**Collection entries:**
______
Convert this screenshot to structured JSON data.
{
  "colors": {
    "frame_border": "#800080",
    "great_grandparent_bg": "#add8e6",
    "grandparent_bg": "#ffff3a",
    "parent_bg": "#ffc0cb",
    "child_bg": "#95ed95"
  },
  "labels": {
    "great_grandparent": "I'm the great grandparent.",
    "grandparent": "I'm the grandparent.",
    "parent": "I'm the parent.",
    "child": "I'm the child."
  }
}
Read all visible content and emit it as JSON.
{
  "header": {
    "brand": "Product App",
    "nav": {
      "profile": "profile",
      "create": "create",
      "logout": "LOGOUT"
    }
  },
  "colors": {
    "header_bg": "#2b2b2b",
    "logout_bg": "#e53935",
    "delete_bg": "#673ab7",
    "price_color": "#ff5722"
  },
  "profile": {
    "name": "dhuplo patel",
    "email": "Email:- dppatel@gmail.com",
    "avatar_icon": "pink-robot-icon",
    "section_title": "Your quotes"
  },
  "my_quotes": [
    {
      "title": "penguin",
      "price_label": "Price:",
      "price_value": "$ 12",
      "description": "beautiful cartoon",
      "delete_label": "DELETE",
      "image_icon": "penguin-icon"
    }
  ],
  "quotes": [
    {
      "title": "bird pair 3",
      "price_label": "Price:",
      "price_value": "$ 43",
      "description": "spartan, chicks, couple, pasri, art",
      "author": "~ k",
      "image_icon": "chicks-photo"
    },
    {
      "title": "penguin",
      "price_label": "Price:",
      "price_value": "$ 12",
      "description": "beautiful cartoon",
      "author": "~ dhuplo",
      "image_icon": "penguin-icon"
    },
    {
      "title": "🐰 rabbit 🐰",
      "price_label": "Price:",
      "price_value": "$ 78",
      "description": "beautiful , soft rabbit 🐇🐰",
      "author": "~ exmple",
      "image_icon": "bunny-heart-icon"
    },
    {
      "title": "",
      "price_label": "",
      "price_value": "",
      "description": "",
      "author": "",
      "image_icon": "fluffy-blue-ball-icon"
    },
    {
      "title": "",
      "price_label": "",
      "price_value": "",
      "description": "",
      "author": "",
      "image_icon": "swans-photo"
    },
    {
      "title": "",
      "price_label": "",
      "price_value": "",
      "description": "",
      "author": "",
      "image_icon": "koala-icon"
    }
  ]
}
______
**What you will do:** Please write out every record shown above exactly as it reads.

**Task result:**
Convert this screenshot to structured JSON data.
{
  "colors": {
    "frame_border": "#800080",
    "great_grandparent_bg": "#add8e6",
    "grandparent_bg": "#ffff3a",
    "parent_bg": "#ffc0cb",
    "child_bg": "#95ed95"
  },
  "labels": {
    "great_grandparent": "I'm the great grandparent.",
    "grandparent": "I'm the grandparent.",
    "parent": "I'm the parent.",
    "child": "I'm the child."
  }
}
Read all visible content and emit it as JSON.
{
  "header": {
    "brand": "Product App",
    "nav": {
      "profile": "profile",
      "create": "create",
      "logout": "LOGOUT"
    }
  },
  "colors": {
    "header_bg": "#2b2b2b",
    "logout_bg": "#e53935",
    "delete_bg": "#673ab7",
    "price_color": "#ff5722"
  },
  "profile": {
    "name": "dhuplo patel",
    "email": "Email:- dppatel@gmail.com",
    "avatar_icon": "pink-robot-icon",
    "section_title": "Your quotes"
  },
  "my_quotes": [
    {
      "title": "penguin",
      "price_label": "Price:",
      "price_value": "$ 12",
      "description": "beautiful cartoon",
      "delete_label": "DELETE",
      "image_icon": "penguin-icon"
    }
  ],
  "quotes": [
    {
      "title": "bird pair 3",
      "price_label": "Price:",
      "price_value": "$ 43",
      "description": "spartan, chicks, couple, pasri, art",
      "author": "~ k",
      "image_icon": "chicks-photo"
    },
    {
      "title": "penguin",
      "price_label": "Price:",
      "price_value": "$ 12",
      "description": "beautiful cartoon",
      "author": "~ dhuplo",
      "image_icon": "penguin-icon"
    },
    {
      "title": "🐰 rabbit 🐰",
      "price_label": "Price:",
      "price_value": "$ 78",
      "description": "beautiful , soft rabbit 🐇🐰",
      "author": "~ exmple",
      "image_icon": "bunny-heart-icon"
    },
    {
      "title": "",
      "price_label": "",
      "price_value": "",
      "description": "",
      "author": "",
      "image_icon": "fluffy-blue-ball-icon"
    },
    {
      "title": "",
      "price_label": "",
      "price_value": "",
      "description": "",
      "author": "",
      "image_icon": "swans-photo"
    },
    {
      "title": "",
      "price_label": "",
      "price_value": "",
      "description": "",
      "author": "",
      "image_icon": "koala-icon"
    }
  ]
}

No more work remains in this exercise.